Dataset rows describing interfaces —
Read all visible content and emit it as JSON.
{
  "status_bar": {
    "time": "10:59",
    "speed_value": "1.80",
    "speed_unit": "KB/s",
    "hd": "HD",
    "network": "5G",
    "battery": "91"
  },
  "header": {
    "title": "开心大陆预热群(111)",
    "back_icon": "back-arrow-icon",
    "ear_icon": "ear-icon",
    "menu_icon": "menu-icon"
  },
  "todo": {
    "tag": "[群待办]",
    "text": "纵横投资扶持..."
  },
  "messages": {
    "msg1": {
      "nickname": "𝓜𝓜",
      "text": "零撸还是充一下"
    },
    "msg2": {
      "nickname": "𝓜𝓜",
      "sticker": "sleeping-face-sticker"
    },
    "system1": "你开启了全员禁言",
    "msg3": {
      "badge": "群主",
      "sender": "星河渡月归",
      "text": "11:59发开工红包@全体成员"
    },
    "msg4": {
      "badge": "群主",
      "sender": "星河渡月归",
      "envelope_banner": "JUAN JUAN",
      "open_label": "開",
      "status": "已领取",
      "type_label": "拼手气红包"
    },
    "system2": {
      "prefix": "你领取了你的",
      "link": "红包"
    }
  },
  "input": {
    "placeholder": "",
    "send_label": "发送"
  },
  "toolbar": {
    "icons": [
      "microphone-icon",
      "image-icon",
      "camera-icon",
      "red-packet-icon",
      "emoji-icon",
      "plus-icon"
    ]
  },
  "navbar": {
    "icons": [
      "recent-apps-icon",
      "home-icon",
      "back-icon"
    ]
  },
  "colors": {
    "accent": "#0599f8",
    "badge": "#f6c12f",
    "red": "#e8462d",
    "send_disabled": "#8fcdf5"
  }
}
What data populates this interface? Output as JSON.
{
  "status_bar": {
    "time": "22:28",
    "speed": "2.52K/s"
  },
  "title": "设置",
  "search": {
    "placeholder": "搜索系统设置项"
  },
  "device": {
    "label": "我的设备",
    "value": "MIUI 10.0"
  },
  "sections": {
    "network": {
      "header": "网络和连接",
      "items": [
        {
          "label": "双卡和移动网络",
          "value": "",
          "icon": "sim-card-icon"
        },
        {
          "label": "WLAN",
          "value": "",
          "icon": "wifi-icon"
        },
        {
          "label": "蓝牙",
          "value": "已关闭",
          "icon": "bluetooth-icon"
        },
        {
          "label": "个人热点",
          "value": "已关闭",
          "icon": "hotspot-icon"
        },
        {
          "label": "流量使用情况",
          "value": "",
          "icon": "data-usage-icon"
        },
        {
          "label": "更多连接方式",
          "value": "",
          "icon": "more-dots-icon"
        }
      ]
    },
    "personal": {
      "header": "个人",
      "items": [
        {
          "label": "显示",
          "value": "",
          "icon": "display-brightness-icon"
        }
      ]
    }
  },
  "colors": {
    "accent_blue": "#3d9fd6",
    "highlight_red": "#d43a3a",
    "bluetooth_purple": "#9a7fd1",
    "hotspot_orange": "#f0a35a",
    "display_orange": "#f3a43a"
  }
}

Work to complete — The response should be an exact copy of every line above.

Task output —
Read all visible content and emit it as JSON.
{
  "status_bar": {
    "time": "10:59",
    "speed_value": "1.80",
    "speed_unit": "KB/s",
    "hd": "HD",
    "network": "5G",
    "battery": "91"
  },
  "header": {
    "title": "开心大陆预热群(111)",
    "back_icon": "back-arrow-icon",
    "ear_icon": "ear-icon",
    "menu_icon": "menu-icon"
  },
  "todo": {
    "tag": "[群待办]",
    "text": "纵横投资扶持..."
  },
  "messages": {
    "msg1": {
      "nickname": "𝓜𝓜",
      "text": "零撸还是充一下"
    },
    "msg2": {
      "nickname": "𝓜𝓜",
      "sticker": "sleeping-face-sticker"
    },
    "system1": "你开启了全员禁言",
    "msg3": {
      "badge": "群主",
      "sender": "星河渡月归",
      "text": "11:59发开工红包@全体成员"
    },
    "msg4": {
      "badge": "群主",
      "sender": "星河渡月归",
      "envelope_banner": "JUAN JUAN",
      "open_label": "開",
      "status": "已领取",
      "type_label": "拼手气红包"
    },
    "system2": {
      "prefix": "你领取了你的",
      "link": "红包"
    }
  },
  "input": {
    "placeholder": "",
    "send_label": "发送"
  },
  "toolbar": {
    "icons": [
      "microphone-icon",
      "image-icon",
      "camera-icon",
      "red-packet-icon",
      "emoji-icon",
      "plus-icon"
    ]
  },
  "navbar": {
    "icons": [
      "recent-apps-icon",
      "home-icon",
      "back-icon"
    ]
  },
  "colors": {
    "accent": "#0599f8",
    "badge": "#f6c12f",
    "red": "#e8462d",
    "send_disabled": "#8fcdf5"
  }
}
What data populates this interface? Output as JSON.
{
  "status_bar": {
    "time": "22:28",
    "speed": "2.52K/s"
  },
  "title": "设置",
  "search": {
    "placeholder": "搜索系统设置项"
  },
  "device": {
    "label": "我的设备",
    "value": "MIUI 10.0"
  },
  "sections": {
    "network": {
      "header": "网络和连接",
      "items": [
        {
          "label": "双卡和移动网络",
          "value": "",
          "icon": "sim-card-icon"
        },
        {
          "label": "WLAN",
          "value": "",
          "icon": "wifi-icon"
        },
        {
          "label": "蓝牙",
          "value": "已关闭",
          "icon": "bluetooth-icon"
        },
        {
          "label": "个人热点",
          "value": "已关闭",
          "icon": "hotspot-icon"
        },
        {
          "label": "流量使用情况",
          "value": "",
          "icon": "data-usage-icon"
        },
        {
          "label": "更多连接方式",
          "value": "",
          "icon": "more-dots-icon"
        }
      ]
    },
    "personal": {
      "header": "个人",
      "items": [
        {
          "label": "显示",
          "value": "",
          "icon": "display-brightness-icon"
        }
      ]
    }
  },
  "colors": {
    "accent_blue": "#3d9fd6",
    "highlight_red": "#d43a3a",
    "bluetooth_purple": "#9a7fd1",
    "hotspot_orange": "#f0a35a",
    "display_orange": "#f3a43a"
  }
}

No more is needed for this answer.